As we rapidly approach the 40th anniversary of the U.S. Environmental Protection Agency’s Earth Day on April 22, I am excited and encouraged by the stellar progress the federal government has made in the area of energy efficiency.
Recently, the federal government announced that it will take steps to cut its energy use and reduce its greenhouse gas (GHG) pollution by 28 percent by 2020, compared with 2008 levels. This is a monumental announcement from the federal government, which is the single largest energy consumer in the U.S., and this reduction of energy is equivalent to taking 17 million cars off the road for one year!
I applaud the federal government on this announcement and for leading by example in following up on President Obama’s signed Executive Order 13514 on Federal Sustainability in October of 2009, which set measureable environmental performance goals for Federal Agencies. Since the executive order we have seen several agencies make huge strides in the area of sustainability and energy efficiency.
John Broder of the New York Times highlighted several examples of these projects from Federal Agencies, including the Central Intelligence Agency’s opening of two new buildings in Virginia that are designed to consume 20 percent less energy than existing buildings. Broder also noted that the Army is installing a 500-megawatt solar power plant at a base near the Mojave Desert and that the Veterans Affairs Department has contracted for a wind energy system to provide 15 percent of the electricity for its hospital in St. Cloud, Minn.
While these achievements are impressive and admirable, many of us are questioning what we can do individually, everyday, on a more manageable scale. With much of our own individual energy consumption related to the use of electronic products, a few simple steps can make a world of difference.
I would like to suggest the following 5 simple steps for improved energy efficiency for Federal Agencies:
1. Audit existing PC inventory
o I recently wrote about PC refresh cycles, and a PC inventory audit is an easy first step in determining whether or not there is room for improvement in the area of energy efficiency. Due to recent advancements in PC design and configuration, a PC refresh that is well past due is a good indication that these older machines may be consuming more power than they should.
2. Baseline current energy consumption
3. Enable power management features on monitors and computers
o Most PCs are equipped with features that place monitors and computers into a low-power “sleep mode” after a period of inactivity. Newer PCs should be equipped with intelligent software features that allow users to fully understand their energy consumption as well as set policies on power usage. For example, HP Power Assistant’s “usage details” feature helps users understand and estimate what running their notebook costs when using each setting—in dollars, kilowatt hours and even carbon.
4. Coach employees to turn PCs off at night

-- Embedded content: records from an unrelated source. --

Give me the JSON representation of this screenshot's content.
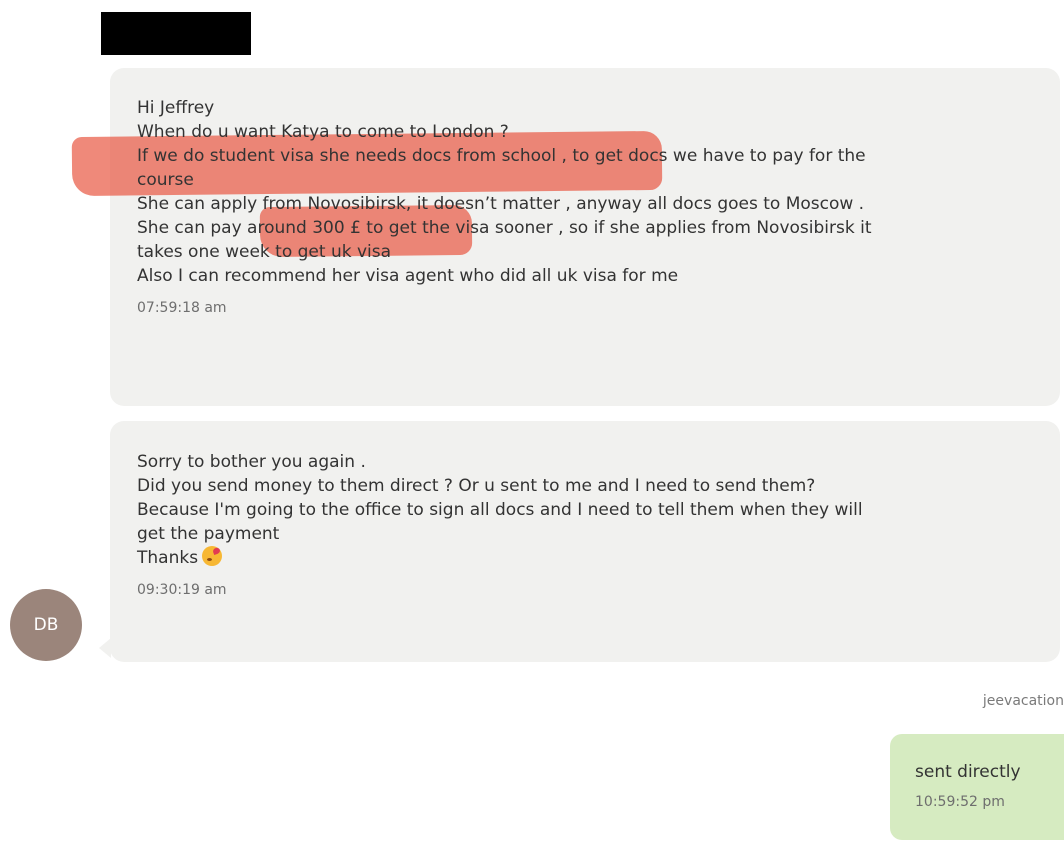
{
  "conversation": {
    "messages": [
      {
        "lines": [
          "Hi Jeffrey",
          "When do u want Katya to come to London ?",
          "If we do student visa she needs docs from school , to get docs we have to pay for the",
          "course",
          "She can apply from Novosibirsk, it doesn’t matter , anyway all docs goes to Moscow .",
          "She can pay around 300 £ to get the visa sooner , so if she applies from Novosibirsk it",
          "takes one week to get uk visa",
          "Also I can recommend her visa agent who did all uk visa for me"
        ],
        "timestamp": "07:59:18 am"
      },
      {
        "lines": [
          "Sorry to bother you again .",
          "Did you send money to them direct ? Or u sent to me and I need to send them?",
          "Because I'm going to the office to sign all docs and I need to tell them when they will",
          "get the payment",
          "Thanks"
        ],
        "emoji": "kissing-face-emoji",
        "timestamp": "09:30:19 am"
      }
    ],
    "sender_avatar_initials": "DB",
    "reply": {
      "sender_name": "jeevacation",
      "text": "sent directly",
      "timestamp": "10:59:52 pm"
    }
  },
  "colors": {
    "incoming_bubble": "#f1f1ef",
    "outgoing_bubble": "#d6ebc1",
    "highlight": "#e95c46",
    "avatar": "#9b857b",
    "redaction": "#000000"
  }
}
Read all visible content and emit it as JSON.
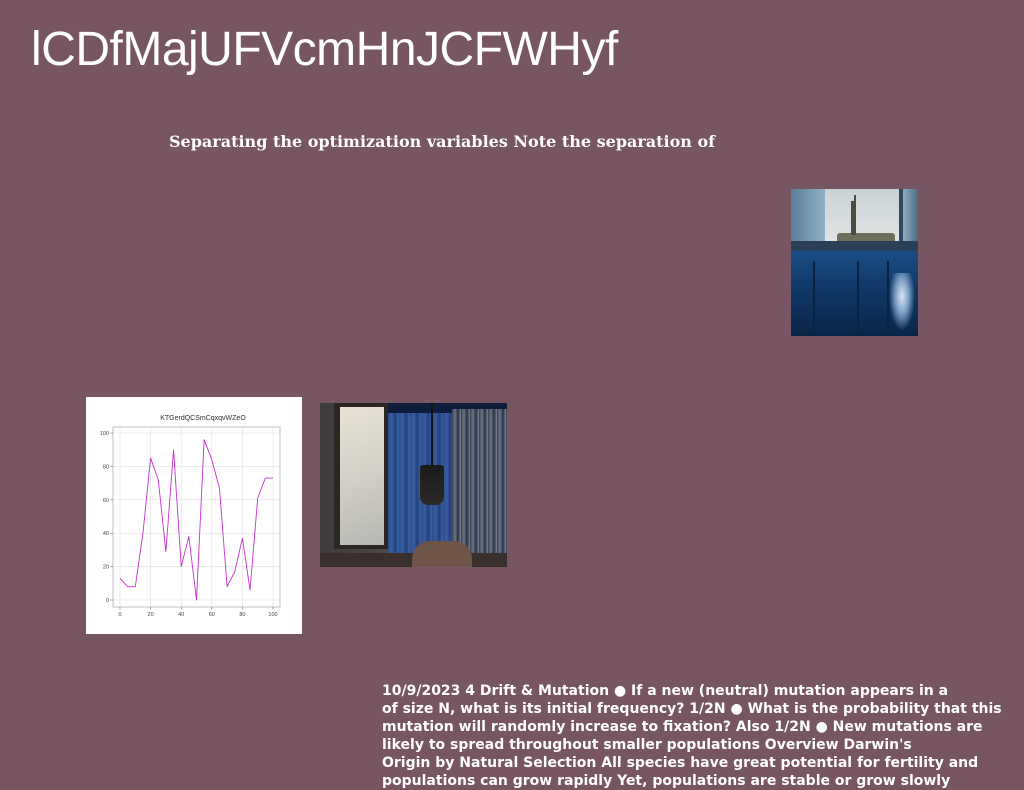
{
  "page": {
    "title": "lCDfMajUFVcmHnJCFWHyf",
    "subtitle": "Separating the optimization variables Note the separation of",
    "body_text": "10/9/2023 4 Drift & Mutation ● If a new (neutral) mutation appears in a\nof size N, what is its initial frequency? 1/2N ● What is the probability that this\nmutation will randomly increase to fixation? Also 1/2N ● New mutations are\nlikely to spread throughout smaller populations Overview Darwin's\nOrigin by Natural Selection All species have great potential for fertility and\npopulations can grow rapidly Yet, populations are stable or grow slowly",
    "background_color": "#775563",
    "text_color": "#ffffff"
  },
  "chart_data": {
    "type": "line",
    "title": "KTGerdQCSmCqxqvWZeO",
    "xlabel": "",
    "ylabel": "",
    "x": [
      0,
      5,
      10,
      15,
      20,
      25,
      30,
      35,
      40,
      45,
      50,
      55,
      60,
      65,
      70,
      75,
      80,
      85,
      90,
      95,
      100
    ],
    "series": [
      {
        "values": [
          13,
          8,
          8,
          40,
          85,
          72,
          29,
          90,
          20,
          38,
          0,
          96,
          84,
          67,
          8,
          17,
          37,
          6,
          61,
          73,
          73
        ],
        "color": "#c92fd0"
      }
    ],
    "xlim": [
      0,
      100
    ],
    "ylim": [
      0,
      100
    ],
    "xticks": [
      "0",
      "20",
      "40",
      "60",
      "80",
      "100"
    ],
    "yticks": [
      "0",
      "20",
      "40",
      "60",
      "80",
      "100"
    ],
    "grid": true
  }
}
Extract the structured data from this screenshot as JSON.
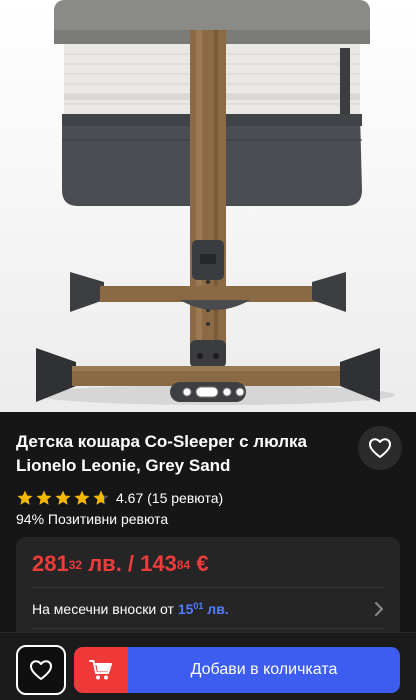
{
  "product": {
    "title": "Детска кошара Co-Sleeper с люлка Lionelo Leonie, Grey Sand",
    "rating_value": 4.67,
    "rating_text": "4.67 (15 ревюта)",
    "positive_reviews": "94% Позитивни ревюта"
  },
  "price": {
    "bgn_main": "281",
    "bgn_cents": "32",
    "bgn_unit": " лв. / ",
    "eur_main": "143",
    "eur_cents": "84",
    "eur_unit": " €"
  },
  "installment": {
    "prefix": "На месечни вноски от ",
    "amount_main": "15",
    "amount_cents": "01",
    "amount_unit": " лв."
  },
  "actions": {
    "add_to_cart": "Добави в количката"
  },
  "icons": {
    "favorite": "heart-icon",
    "wishlist": "heart-icon",
    "cart": "cart-icon",
    "chevron": "chevron-right-icon",
    "stars": "star-icon"
  },
  "colors": {
    "price_red": "#ee3b3b",
    "installment_blue": "#4f7dff",
    "cart_blue": "#3d5cf0",
    "cart_red": "#ef3838",
    "star_gold": "#f5b800"
  }
}
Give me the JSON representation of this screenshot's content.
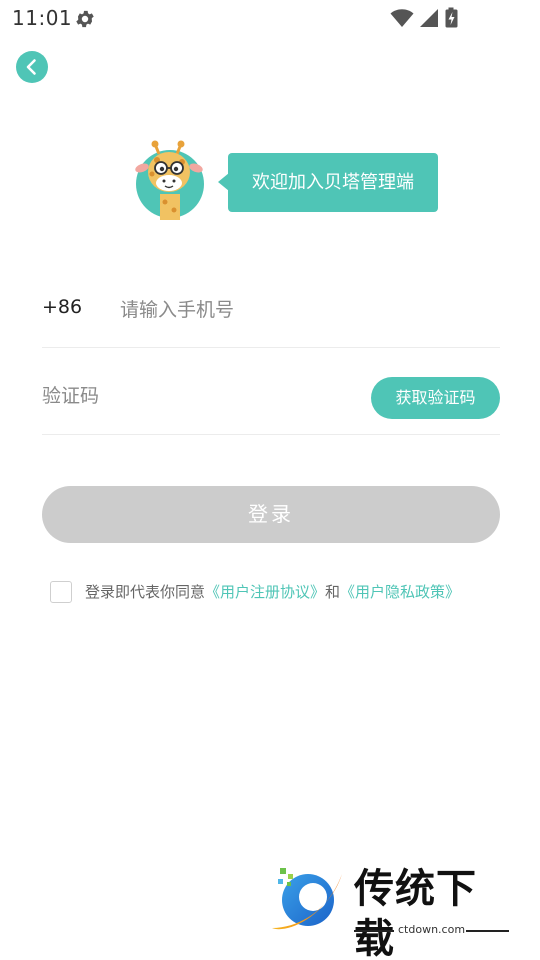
{
  "status_bar": {
    "time": "11:01",
    "icons": [
      "settings-gear-icon",
      "wifi-icon",
      "cellular-signal-icon",
      "battery-charging-icon"
    ]
  },
  "header": {
    "back_icon": "chevron-left-icon"
  },
  "welcome": {
    "mascot": "giraffe-mascot",
    "message": "欢迎加入贝塔管理端"
  },
  "form": {
    "country_code": "+86",
    "phone_placeholder": "请输入手机号",
    "phone_value": "",
    "code_placeholder": "验证码",
    "code_value": "",
    "get_code_label": "获取验证码",
    "login_label": "登录"
  },
  "agreement": {
    "checked": false,
    "prefix": "登录即代表你同意",
    "user_agreement_link": "《用户注册协议》",
    "conjunction": "和",
    "privacy_link": "《用户隐私政策》"
  },
  "watermark": {
    "title": "传统下载",
    "url": "ctdown.com"
  },
  "colors": {
    "accent": "#4fc5b6",
    "disabled_button": "#cccccc",
    "divider": "#ececec"
  }
}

o Powering down office electronics at the end of the day should be a habit for all office workers and government employees. Recently, private sector businesses including HP, Microsoft, Citrix and Intel conducted Power IT Down Day, which encouraged government organizations to power down computers and peripherals at the end of the day. Through this effort over 5,500 people pledged to power down their computers, monitors, and printers at the end of the day, for a total savings of 73,333 kilowatt hours.
5. Purchase Electronic Product Environmental Assessment Tool (EPEAT™)-registered equipment
o EPEAT is a system that, according to their website, “helps purchasers evaluate, compare and select electronic products based on their environmental attributes.” EPEAT registration should be a top consideration in an agency’s purchasing decision.
While these 5 steps outlined above are simple, the impact in terms of reduced energy consumption (not to mention cost savings!) is great. As we near Earth Day later this month, I’d love to hear some of your own tips and tricks for reducing energy consumption.